Due to its research nature, and the cruftiness of some of the (often quite old) code, I think that there is a natural feeling that a developer can create throw-away code. Throw-away code is that which is not well designed, or not well crafted. We have a fairly elaborate Composite Style Guide (CSG) that defines what “well crafted” means in this context. Most projects of this size have a comparable document, though they are often less totalitarian. The goal of our CSG is to maximize for the readability of the code. It focuses on style and general code structure, rather than design, as design is best addressed in discussions, and should not be codified. It is common for me to receive a pull request (PR) that includes code that does not abide by the CSG. Often the justification is that the code is throw-away code, or “isn’t important”.

This post is a quick commentary on the importance of code craftsmanship which, most generally, is an emphasis on the quality of the code we produce. It is an emphasis on adhering to rules of style, and “good taste”. It is always thinking about “is it easier to understand the logic this way, or that”? It is a realization that just getting the code to functionally work is not sufficient. It is an emphasis on the proper use of abstraction to avoid redundancy, and clarify intent. So why do we care about code craftsmanship in a research project that a. has a lot of churn in core subsystems, b. has a lot of experimental code, and c. has built in modularization to hide ugly code? In the end, the alternative is just not tenable.

The Fallacy of Throw-Away Code

The idea is generally that some code that we generate does not have to be good because we’ll use it now, and never see it again. System administrators often love perl because it enables this style to shine. And it generates completely intractable code. That is often both OK, and beneficial when you really are making “one-offs” for system administration. It is less OK when working on system-level code.

I don’t think that the notion of throw-away code applies in systems. Either, you’re making a system-level component that can be used (thus read) by multiple clients, or you’re generating a client, which will likely be treated as example code for someone trying to write their own client. Either way, your code will be read, and likely copied. Microbenchmarks and unit tests feel like they are throw-away. Write them once, run them when you build, but don’t worry about the quality. Unfortunately, they are often used as examples of how to use APIs, so in some sense, they are some of the most important code to get right.

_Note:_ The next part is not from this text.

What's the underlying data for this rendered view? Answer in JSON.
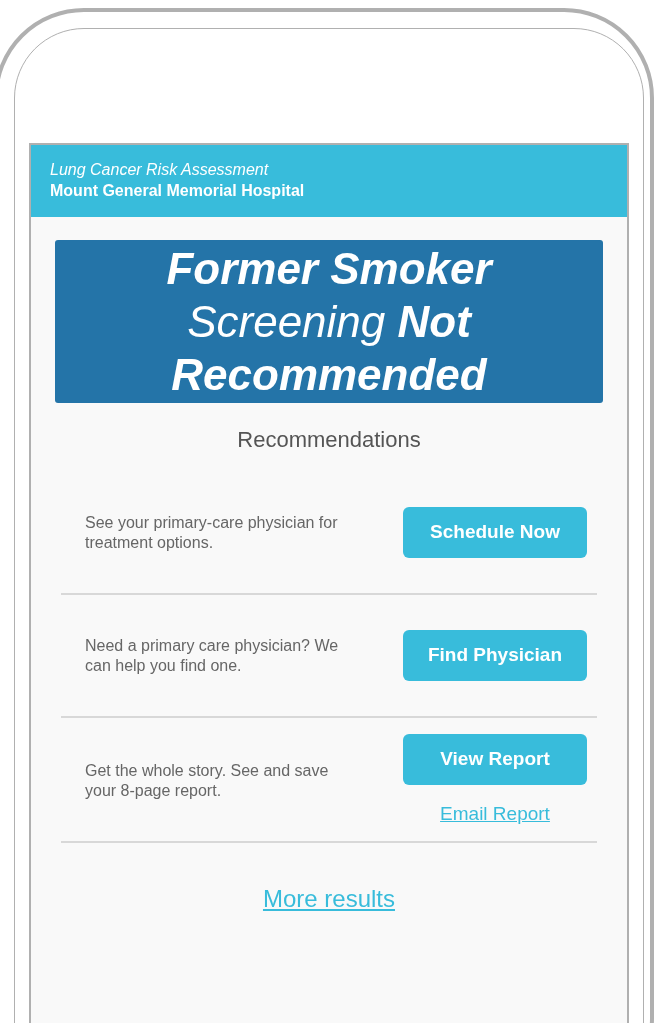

The Fallacy of Code in Flux

The ugly, intermediate versions of your code should never see the light of day. They do exist, but once your code is immortalized in a commit, it should be clean.

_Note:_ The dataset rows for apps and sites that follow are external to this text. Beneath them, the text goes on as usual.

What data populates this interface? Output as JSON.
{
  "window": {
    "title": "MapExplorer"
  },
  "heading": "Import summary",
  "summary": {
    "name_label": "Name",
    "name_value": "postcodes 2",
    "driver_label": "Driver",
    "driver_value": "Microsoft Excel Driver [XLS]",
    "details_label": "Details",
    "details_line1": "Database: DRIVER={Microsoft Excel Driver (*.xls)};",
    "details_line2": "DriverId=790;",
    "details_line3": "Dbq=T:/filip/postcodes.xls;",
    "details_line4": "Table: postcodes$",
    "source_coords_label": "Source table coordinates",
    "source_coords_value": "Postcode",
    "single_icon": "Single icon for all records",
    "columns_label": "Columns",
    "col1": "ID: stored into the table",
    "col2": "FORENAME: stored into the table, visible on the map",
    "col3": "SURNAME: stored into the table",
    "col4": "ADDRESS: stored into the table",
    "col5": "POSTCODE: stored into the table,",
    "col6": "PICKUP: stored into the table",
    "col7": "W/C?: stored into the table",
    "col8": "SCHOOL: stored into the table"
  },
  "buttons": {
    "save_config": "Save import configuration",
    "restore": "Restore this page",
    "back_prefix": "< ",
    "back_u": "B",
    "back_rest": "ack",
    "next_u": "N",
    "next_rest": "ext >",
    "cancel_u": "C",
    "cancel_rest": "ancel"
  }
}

It is often natural to think that the code you’re writing right now is an intermediate state, and later you’ll clean it up. There will certainly be intermediate stages where the code gets messy. However, when you want to commit code, share code, or generally start to build off of code, it should be cleaned up.

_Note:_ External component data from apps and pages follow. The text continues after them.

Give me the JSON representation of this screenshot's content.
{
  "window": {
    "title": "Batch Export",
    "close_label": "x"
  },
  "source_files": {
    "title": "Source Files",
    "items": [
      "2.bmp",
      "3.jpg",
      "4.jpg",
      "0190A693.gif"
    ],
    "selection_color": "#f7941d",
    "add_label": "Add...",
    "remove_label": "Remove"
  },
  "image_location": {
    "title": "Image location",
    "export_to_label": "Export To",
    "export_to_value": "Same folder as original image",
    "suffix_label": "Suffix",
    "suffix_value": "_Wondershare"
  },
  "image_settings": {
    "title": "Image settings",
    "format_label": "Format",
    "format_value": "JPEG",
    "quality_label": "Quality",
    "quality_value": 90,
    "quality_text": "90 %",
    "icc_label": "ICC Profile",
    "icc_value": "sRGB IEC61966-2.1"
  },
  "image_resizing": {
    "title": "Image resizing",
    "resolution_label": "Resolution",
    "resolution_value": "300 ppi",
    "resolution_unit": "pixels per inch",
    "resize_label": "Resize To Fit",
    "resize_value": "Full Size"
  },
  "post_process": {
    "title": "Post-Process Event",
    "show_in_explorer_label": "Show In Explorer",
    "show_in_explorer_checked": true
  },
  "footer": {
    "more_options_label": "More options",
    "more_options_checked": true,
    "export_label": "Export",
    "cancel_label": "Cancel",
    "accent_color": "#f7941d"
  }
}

The Fallacy of Dual-Mode Coding

Implicit in the idea that some code is “good” and some can be “bad” is the notion that when coding, we are writing one of the two types of code. Good code might be read by someone else, and possibly used by them in future development. Bad code will not. When we sit down to code, we choose which style we’re writing in.

I’ve always found the mental separation of these two types of code as post-hoc. When sitting down to code, I don’t think “this code is going to be good”; I sit down and try and solve a problem.

Code exhibits good craftsmanship because we take the extra time after finding a working solution to make it clean.

My suggestion is that we should always try and make our code exhibit high degrees of craftsmanship. It shouldn’t be a question, or a thought. It should be a given. Taking time on the craftsmanship of your code is not a serious commitment. However, it does take a slight change in your focus when writing code.

Code Review

All code that enters into the repo has to pass code review. Code reviews are important as they make sure that everyone who is committing to the repo is on the same page, use good design, has the same goals, and adheres to standards. How does bad code relate to the code review process?

When someone submits a pull request with messy code, they are prioritizing their own time over the reviewer’s time. This is almost never the correct trade-off to make.

Simple as that. If you’re asking someone to commit their time to reviewing and improving your code, you should be making their job as easy as possible.

The Categorical Imperative of Code

Were all code to be committed without any focus on code craftsmanship, the system would surely devolve into an unproductive and unapproachable mass. Opening the door to some code being of lower quality opens up the subjective assessment of if my code needs to be high quality. Laziness and expediency corrupt the integrity of this decision. Thus, if long-term stability of the overall code-base is a goal, the law must be that we each pervasively foster and encourage our own code craftsmanship.